WHAT YOU NEED TO DO> Work out how many lines in the entries contain the string "JSON", and give nothing but that number.

(Entries from a dataset of interfaces)

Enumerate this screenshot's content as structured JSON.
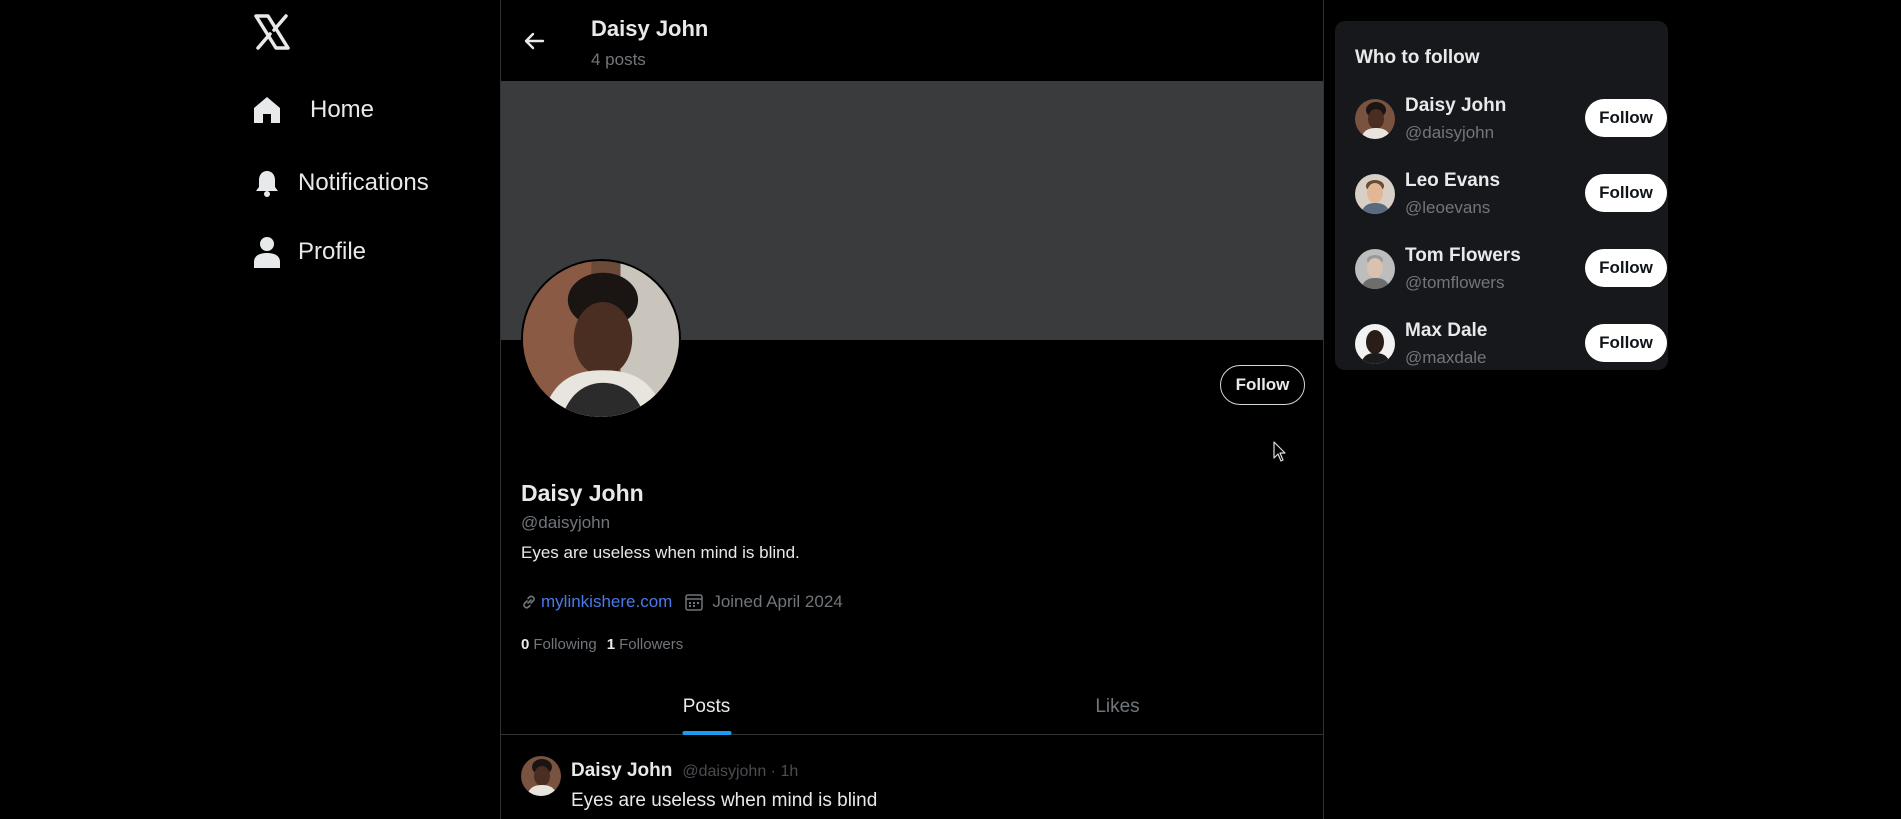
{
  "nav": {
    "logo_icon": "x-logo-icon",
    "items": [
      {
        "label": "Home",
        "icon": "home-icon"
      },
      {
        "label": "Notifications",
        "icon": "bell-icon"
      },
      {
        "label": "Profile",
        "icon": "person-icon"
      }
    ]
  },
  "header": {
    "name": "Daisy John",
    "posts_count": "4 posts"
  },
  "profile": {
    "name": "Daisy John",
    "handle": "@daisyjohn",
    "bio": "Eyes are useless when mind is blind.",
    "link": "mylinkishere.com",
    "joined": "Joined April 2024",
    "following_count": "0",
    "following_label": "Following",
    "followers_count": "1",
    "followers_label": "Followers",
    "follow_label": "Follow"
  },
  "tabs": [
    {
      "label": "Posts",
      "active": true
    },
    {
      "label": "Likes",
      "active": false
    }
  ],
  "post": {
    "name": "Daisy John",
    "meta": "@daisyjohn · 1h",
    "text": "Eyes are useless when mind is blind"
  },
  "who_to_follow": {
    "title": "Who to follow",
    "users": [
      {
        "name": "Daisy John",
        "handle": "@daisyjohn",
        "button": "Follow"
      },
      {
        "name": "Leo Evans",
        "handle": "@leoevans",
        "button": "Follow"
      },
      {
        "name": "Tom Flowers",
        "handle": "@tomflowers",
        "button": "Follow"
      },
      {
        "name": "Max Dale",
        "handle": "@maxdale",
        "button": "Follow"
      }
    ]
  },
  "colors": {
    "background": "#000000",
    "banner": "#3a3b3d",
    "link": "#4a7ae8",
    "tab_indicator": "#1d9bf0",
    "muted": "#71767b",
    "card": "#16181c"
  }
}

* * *

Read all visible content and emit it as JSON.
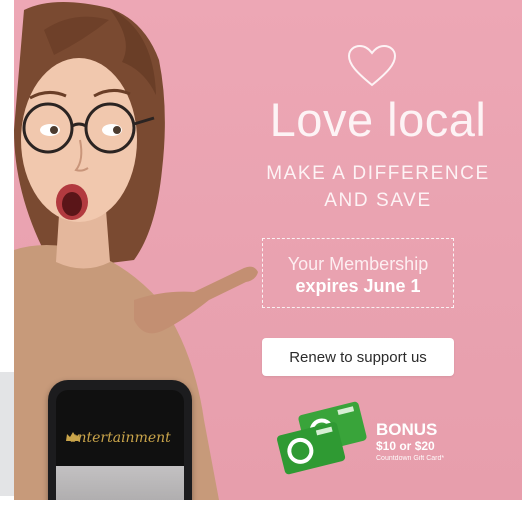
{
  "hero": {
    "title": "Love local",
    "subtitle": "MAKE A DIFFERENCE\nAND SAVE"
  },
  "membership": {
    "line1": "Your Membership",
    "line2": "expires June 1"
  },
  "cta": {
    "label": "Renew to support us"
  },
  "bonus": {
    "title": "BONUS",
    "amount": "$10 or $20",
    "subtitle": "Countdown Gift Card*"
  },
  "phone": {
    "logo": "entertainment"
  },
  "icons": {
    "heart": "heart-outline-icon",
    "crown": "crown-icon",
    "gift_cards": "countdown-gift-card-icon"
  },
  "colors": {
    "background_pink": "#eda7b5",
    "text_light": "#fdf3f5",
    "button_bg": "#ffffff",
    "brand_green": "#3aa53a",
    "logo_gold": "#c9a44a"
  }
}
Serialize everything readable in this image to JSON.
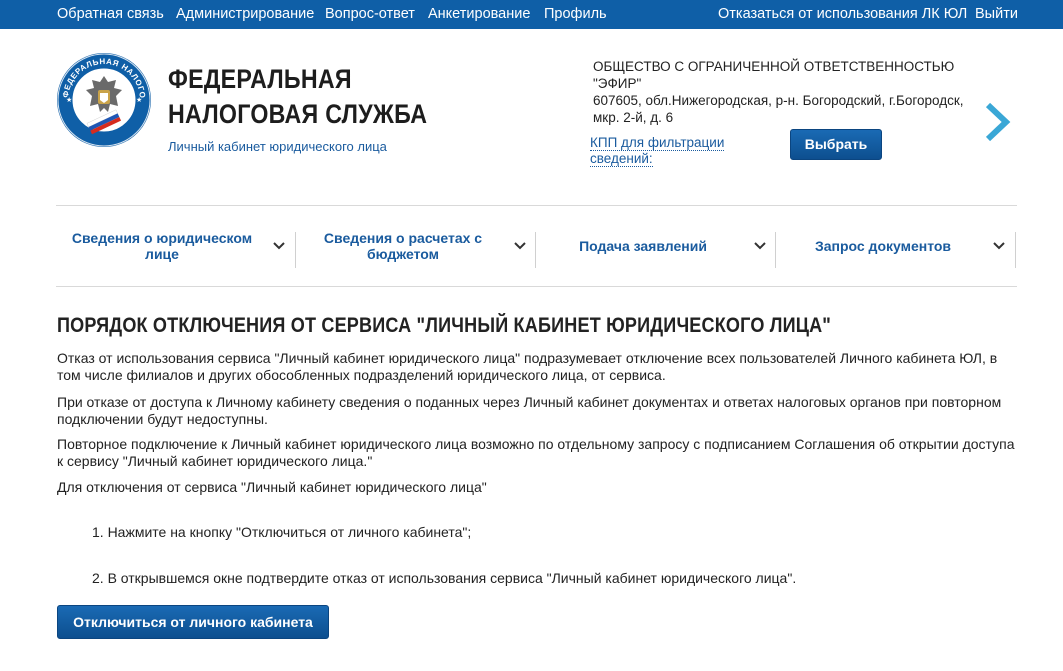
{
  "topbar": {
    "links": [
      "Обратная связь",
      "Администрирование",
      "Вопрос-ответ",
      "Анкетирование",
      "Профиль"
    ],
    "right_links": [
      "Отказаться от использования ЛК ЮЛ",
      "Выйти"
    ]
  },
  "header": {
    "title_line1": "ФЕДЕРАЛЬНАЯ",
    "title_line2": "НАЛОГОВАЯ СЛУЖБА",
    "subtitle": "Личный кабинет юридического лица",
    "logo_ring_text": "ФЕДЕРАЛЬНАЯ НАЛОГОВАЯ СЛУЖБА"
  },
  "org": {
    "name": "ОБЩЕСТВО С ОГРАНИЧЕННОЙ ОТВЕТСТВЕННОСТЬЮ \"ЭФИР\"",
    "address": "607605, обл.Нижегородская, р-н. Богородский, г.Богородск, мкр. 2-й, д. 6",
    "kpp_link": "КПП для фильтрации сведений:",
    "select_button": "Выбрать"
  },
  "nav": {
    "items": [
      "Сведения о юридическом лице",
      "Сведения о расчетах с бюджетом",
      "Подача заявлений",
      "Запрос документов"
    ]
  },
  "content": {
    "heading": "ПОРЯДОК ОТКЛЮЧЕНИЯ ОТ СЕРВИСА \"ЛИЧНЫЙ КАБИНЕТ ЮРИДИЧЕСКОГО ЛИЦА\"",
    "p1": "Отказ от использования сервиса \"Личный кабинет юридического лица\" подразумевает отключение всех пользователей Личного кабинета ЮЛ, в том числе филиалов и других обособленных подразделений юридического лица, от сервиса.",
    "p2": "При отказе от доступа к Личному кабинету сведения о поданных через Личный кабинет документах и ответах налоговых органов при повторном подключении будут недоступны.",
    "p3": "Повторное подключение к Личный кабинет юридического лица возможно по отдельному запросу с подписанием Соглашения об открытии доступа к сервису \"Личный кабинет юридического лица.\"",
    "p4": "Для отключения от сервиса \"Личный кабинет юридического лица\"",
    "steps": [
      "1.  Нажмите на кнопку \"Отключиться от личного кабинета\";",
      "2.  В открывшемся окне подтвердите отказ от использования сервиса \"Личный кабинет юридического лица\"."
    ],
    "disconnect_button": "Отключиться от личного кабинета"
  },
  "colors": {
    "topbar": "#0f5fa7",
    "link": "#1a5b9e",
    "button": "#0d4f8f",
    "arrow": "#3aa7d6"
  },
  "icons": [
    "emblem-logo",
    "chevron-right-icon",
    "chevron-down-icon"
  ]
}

SOLUTION BELOW> 3